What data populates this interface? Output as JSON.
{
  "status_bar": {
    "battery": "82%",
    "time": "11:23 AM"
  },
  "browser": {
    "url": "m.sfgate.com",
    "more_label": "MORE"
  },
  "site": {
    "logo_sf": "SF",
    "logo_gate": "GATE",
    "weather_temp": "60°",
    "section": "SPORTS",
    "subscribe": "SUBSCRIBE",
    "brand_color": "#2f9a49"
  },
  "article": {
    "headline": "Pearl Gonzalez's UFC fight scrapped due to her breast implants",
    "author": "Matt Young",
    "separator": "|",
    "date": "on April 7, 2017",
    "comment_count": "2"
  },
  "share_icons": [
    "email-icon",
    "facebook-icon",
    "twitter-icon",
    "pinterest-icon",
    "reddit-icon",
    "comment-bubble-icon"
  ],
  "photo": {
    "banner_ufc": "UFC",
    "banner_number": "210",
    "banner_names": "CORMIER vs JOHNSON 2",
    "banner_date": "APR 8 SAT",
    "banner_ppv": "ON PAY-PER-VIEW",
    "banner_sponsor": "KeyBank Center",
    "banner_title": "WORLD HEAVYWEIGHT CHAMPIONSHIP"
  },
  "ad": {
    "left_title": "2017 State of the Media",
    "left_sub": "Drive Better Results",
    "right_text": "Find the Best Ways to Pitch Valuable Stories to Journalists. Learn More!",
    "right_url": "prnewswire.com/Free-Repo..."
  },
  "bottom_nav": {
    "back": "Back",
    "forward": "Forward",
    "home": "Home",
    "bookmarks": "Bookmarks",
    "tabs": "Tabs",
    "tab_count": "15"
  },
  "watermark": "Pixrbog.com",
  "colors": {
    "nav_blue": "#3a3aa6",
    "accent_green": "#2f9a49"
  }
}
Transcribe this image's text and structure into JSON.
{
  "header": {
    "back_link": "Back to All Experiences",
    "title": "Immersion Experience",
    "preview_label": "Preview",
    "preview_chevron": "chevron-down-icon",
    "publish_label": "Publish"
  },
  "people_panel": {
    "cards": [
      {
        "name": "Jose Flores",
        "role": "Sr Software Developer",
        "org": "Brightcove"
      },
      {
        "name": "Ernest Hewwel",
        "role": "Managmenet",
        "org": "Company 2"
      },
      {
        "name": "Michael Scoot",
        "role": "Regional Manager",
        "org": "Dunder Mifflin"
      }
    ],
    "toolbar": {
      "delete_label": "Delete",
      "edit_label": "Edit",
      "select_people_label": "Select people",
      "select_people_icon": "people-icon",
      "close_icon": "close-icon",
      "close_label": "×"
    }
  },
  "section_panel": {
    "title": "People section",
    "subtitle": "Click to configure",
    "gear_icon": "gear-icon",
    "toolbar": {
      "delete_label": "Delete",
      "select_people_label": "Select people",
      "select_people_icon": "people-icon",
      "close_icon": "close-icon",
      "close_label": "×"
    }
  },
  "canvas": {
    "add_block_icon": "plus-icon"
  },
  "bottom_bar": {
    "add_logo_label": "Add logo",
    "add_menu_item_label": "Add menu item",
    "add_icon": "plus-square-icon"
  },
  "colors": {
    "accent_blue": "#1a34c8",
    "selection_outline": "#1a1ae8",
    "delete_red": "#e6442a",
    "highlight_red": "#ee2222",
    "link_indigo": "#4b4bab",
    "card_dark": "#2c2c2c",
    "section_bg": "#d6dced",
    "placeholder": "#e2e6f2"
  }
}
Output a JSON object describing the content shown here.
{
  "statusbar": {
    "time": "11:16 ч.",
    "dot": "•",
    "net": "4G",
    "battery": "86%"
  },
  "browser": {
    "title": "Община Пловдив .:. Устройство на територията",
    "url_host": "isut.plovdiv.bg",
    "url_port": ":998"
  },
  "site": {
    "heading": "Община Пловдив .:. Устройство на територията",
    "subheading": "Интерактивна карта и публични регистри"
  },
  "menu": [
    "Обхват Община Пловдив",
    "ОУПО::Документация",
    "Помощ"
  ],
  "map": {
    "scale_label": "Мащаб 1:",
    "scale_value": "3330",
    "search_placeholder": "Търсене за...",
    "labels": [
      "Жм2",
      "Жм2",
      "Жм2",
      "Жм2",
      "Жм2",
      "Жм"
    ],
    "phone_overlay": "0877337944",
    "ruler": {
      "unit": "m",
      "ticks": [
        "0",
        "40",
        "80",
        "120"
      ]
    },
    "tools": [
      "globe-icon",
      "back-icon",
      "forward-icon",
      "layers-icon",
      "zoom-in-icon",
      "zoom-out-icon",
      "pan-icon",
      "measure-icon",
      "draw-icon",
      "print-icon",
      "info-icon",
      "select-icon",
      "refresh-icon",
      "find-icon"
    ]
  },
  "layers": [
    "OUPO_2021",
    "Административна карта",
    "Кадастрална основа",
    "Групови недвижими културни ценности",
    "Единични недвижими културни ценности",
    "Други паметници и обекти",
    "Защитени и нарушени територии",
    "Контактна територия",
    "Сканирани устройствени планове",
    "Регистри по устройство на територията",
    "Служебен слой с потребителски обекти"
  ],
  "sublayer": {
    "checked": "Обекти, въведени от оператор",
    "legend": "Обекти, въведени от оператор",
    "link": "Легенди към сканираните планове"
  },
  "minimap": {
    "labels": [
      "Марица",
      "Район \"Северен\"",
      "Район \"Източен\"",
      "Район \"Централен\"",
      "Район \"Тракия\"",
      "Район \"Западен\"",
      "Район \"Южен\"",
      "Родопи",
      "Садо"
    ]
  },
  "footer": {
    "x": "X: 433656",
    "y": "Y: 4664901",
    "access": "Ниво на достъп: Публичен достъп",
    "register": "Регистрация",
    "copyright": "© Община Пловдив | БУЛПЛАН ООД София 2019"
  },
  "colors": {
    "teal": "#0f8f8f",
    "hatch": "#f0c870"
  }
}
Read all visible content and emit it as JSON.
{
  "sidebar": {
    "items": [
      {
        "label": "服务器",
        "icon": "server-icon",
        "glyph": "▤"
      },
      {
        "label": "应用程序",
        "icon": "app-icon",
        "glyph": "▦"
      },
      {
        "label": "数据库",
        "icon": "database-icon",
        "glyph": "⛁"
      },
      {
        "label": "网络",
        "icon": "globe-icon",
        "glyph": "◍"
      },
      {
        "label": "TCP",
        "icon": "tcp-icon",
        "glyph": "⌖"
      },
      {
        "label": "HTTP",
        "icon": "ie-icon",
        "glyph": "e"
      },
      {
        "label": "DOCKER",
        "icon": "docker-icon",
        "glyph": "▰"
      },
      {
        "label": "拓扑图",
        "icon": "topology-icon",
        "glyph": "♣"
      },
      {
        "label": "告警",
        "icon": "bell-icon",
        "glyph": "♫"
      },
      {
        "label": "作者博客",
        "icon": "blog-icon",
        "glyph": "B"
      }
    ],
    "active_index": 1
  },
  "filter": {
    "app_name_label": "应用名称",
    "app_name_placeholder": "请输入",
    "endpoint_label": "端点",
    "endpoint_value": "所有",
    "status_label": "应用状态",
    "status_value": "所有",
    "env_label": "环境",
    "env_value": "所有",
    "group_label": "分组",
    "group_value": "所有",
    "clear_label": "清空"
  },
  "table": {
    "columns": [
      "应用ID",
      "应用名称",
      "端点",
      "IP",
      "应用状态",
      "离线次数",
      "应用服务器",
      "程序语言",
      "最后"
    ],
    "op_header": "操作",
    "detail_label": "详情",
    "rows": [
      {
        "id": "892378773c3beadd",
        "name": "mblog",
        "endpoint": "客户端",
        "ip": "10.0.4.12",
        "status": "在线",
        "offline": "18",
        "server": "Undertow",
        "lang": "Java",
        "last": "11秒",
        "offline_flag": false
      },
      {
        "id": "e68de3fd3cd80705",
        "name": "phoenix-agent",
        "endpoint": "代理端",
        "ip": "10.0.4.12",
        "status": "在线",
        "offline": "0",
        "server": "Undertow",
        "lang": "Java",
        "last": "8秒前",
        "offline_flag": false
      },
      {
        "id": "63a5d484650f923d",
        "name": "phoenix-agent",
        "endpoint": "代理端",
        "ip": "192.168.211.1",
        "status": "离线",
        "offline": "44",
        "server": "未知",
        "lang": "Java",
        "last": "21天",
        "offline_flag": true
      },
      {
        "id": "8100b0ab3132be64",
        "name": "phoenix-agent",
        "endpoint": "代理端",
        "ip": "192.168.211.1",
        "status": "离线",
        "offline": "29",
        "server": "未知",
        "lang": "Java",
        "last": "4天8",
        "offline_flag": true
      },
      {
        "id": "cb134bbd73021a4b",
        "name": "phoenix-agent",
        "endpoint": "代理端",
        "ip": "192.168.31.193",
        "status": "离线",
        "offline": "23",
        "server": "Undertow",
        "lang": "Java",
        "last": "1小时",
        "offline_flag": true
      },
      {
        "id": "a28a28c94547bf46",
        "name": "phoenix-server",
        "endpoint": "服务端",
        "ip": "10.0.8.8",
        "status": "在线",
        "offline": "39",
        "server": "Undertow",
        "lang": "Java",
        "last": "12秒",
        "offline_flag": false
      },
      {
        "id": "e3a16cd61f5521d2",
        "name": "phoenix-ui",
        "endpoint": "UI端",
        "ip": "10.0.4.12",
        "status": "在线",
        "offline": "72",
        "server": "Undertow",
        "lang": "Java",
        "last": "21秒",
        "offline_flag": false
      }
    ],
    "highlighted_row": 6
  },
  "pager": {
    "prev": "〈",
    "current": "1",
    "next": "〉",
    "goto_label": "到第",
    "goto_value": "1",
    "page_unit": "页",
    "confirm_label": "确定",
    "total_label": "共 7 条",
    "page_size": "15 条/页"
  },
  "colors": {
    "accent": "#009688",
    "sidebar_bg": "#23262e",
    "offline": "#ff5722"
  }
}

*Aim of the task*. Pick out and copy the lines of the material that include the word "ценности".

*Exercise answer*.
    "Групови недвижими културни ценности",
    "Единични недвижими културни ценности",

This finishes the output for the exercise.